  11. ^ a b c Gewertz, Ken (December 15, 2005). ""Enter to grow in wisdom: A tour of Harvard's gates"". The Harvard Gazette'. 
  12. ^ Hart, Jeffrey (April 22, 1996). ""What is American?"". National Review 48: 4. 
  13. ^ ""In Da Club"" (PDF). The Harvard Crimson: FM Magazine. February 6, 2003. Archived from the original (PDF) on 2004-10-26. 
  14. ^ a b Frances Richardson Keller, Fictions of U. S. History : A Theory & Four Illustrations, Bloomington, Indiana: Indiana University Press, 2002, p. 116.
  15. ^ Thomas Maier (2004). The Kennedys: America's Emerald Kings. Basic Books. ISBN 0-465-04317-8. , p. 72
  16. ^ Rae, W. Fraser (1870). Westward by Rail: The New Route to the East. Longmans, Green, And Co.  p. 354-5. Google Books text
  17. ^ a b O'Gorman, James F. (2004). The Makers of Trinity Church in the City of Boston. University of Massachusetts Press. ISBN 1-55849-436-7.  p. 14
  18. ^ Dearborn, Mary (2001). Mailer: A Biography. Houghton Mifflin. ISBN 0-618-15460-4.  p. 23
  19. ^ a b c d e "Education: The Pore". TIME.com. 1940-02-26. Retrieved 2015-05-02. 
  20. ^ a b "Catalogue - Harvard University. Porcellian Club". Books.google.com. Retrieved 2015-05-02. 
  21. ^ "The Supreme Court . Law, Power & Personality . Famous Dissents . Dred Scott v. Sandford (1857)". PBS.org. Retrieved 2015-05-02. 
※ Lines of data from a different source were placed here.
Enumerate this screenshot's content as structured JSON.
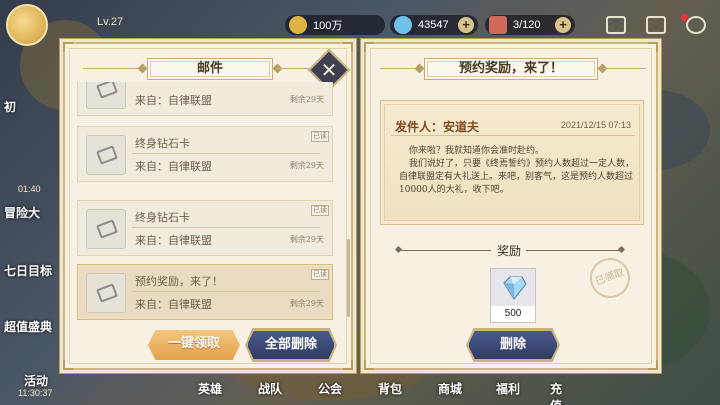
{
  "topbar": {
    "level": "Lv.27",
    "resources": [
      {
        "name": "gold",
        "value": "100万",
        "icon": "coin-icon",
        "color": "#e0b441"
      },
      {
        "name": "diamond",
        "value": "43547",
        "icon": "diamond-icon",
        "color": "#6ec1e8"
      },
      {
        "name": "stamina",
        "value": "3/120",
        "icon": "ticket-icon",
        "color": "#d06a5a"
      }
    ]
  },
  "side_menu": [
    {
      "label": "初",
      "time": ""
    },
    {
      "label": "冒险大",
      "time": "01:40"
    },
    {
      "label": "七日目标",
      "time": ""
    },
    {
      "label": "超值盛典",
      "time": ""
    },
    {
      "label": "活动",
      "time": "11:30:37"
    }
  ],
  "bottom_nav": [
    "英雄",
    "战队",
    "公会",
    "背包",
    "商城",
    "福利",
    "充值"
  ],
  "mail_panel": {
    "title": "邮件",
    "items": [
      {
        "title": "",
        "from": "来自：自律联盟",
        "remain": "剩余29天",
        "tag": ""
      },
      {
        "title": "终身钻石卡",
        "from": "来自：自律联盟",
        "remain": "剩余29天",
        "tag": "已读"
      },
      {
        "title": "终身钻石卡",
        "from": "来自：自律联盟",
        "remain": "剩余29天",
        "tag": "已读"
      },
      {
        "title": "预约奖励，来了！",
        "from": "来自：自律联盟",
        "remain": "剩余29天",
        "tag": "已读"
      }
    ],
    "collect_all_label": "一键领取",
    "delete_all_label": "全部删除"
  },
  "detail_panel": {
    "title": "预约奖励，来了！",
    "sender": "发件人：安道夫",
    "date": "2021/12/15 07:13",
    "body": [
      "你来啦？我就知道你会准时赴约。",
      "我们说好了，只要《终焉誓约》预约人数超过一定人数，自律联盟定有大礼送上。来吧，别客气，这是预约人数超过10000人的大礼，收下吧。"
    ],
    "reward_label": "奖励",
    "reward_count": "500",
    "claimed_stamp": "已领取",
    "delete_label": "删除"
  }
}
  22. ^ "Miles Fisher". IMDb.com. Retrieved 2015-05-02. 
  23. ^ a b "Crimson Confederates: Harvard Men who Fought for the South" by Helen P. Trimpi 2010
  24. ^ Nicholas Thompson, "The Hawk and the Dove: Paul Nitze, George Kennan and the History of the Cold War", New York: Henry Holt and Company, 2009, ISBN 978-0805081428
  25. ^ Beam, Alex (2002). Gracefully Insane: The Rise and Fall of America's Premier Mental Hospital. Public Affairs. ISBN 1-891620-75-4.  p. 174: "After a stint on Bowditch Hall, where Robert Lowell immortalized Louis Agassiz Shaw II as 'Bobbie...'" Beam quotes two pages of "Walking in the Blue", apparently as an introduction to the book, just before Chapter I.
  26. ^ "How the mentally ill have been treated — and mistreated — in America", Chicago Tribune, May 15, 2002.
  27. ^ LaFerla, Ruth (2002), "Where the Upper Crust Crumbled Politely"; The New York Times, (Review of Alex Beam's book, Gracefully Insane). July 28, 2002 [1]
  28. ^ "Historical Markers by County". Georgiainfo.galileo.usg.edu. Retrieved 2015-05-02.